**Exercise directions:** Return the lines below in which the string "JSON" occurs.
*** Opening of Supplied records ***
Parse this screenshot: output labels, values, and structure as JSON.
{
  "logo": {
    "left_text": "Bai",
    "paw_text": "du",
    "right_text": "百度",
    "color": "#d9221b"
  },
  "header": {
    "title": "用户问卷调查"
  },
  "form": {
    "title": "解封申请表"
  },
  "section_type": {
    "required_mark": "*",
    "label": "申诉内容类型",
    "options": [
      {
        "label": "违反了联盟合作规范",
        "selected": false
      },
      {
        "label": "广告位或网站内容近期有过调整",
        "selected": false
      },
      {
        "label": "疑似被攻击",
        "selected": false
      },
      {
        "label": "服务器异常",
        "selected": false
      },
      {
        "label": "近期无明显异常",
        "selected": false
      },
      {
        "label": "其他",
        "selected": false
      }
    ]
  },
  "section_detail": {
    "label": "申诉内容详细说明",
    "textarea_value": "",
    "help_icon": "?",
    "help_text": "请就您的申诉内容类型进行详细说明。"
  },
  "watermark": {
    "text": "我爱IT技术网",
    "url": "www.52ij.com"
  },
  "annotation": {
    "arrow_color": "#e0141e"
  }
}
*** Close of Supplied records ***
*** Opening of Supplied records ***
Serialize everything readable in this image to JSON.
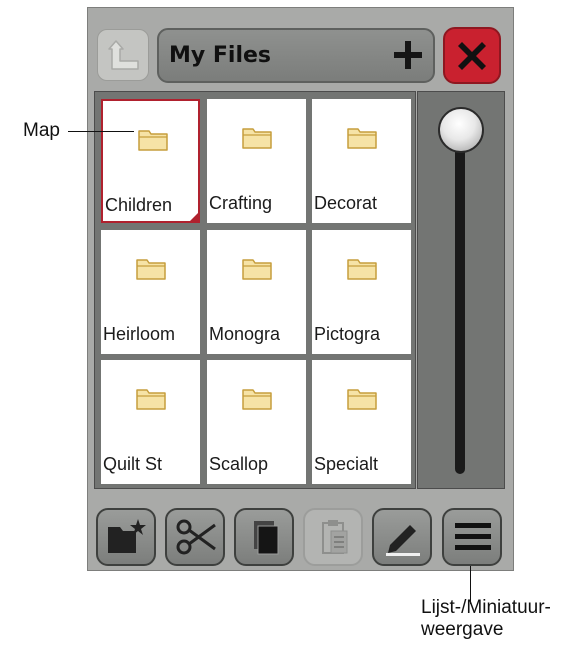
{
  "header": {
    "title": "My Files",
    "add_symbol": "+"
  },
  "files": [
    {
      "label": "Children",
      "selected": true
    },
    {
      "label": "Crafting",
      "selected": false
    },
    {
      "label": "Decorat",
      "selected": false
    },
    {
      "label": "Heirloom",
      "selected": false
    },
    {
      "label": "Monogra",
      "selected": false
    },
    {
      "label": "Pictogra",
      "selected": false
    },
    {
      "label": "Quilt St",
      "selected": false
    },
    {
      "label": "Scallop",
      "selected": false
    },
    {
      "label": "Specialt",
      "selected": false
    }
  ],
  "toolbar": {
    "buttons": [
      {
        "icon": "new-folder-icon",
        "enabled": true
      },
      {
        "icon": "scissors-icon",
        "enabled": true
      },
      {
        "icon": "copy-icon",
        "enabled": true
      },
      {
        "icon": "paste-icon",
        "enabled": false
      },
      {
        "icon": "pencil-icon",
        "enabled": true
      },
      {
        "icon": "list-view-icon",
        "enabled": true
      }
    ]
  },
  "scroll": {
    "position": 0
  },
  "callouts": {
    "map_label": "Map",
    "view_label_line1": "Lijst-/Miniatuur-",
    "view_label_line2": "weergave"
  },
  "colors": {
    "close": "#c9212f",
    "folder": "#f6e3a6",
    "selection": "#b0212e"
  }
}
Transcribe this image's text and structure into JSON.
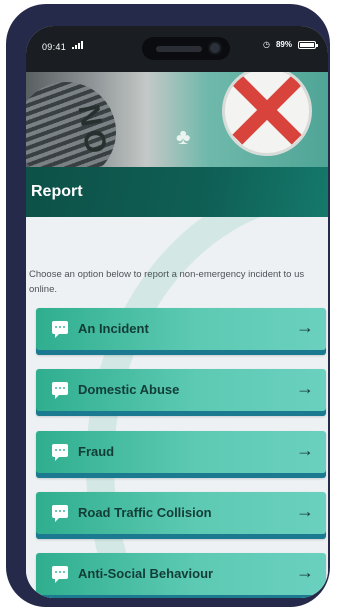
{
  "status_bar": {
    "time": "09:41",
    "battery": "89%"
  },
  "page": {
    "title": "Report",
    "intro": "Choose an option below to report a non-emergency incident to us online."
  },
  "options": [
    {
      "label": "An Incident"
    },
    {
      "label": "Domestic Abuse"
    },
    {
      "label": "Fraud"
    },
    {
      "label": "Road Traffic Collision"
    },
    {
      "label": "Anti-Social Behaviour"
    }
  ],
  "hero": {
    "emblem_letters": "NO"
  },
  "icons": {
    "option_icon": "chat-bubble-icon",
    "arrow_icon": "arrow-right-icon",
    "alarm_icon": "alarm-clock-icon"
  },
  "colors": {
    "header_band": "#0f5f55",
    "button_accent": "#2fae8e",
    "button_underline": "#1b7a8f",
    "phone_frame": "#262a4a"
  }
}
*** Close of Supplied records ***
**Written answer:**
Parse this screenshot: output labels, values, and structure as JSON.
Serialize everything readable in this image to JSON.
Transcribe this image's text and structure into JSON.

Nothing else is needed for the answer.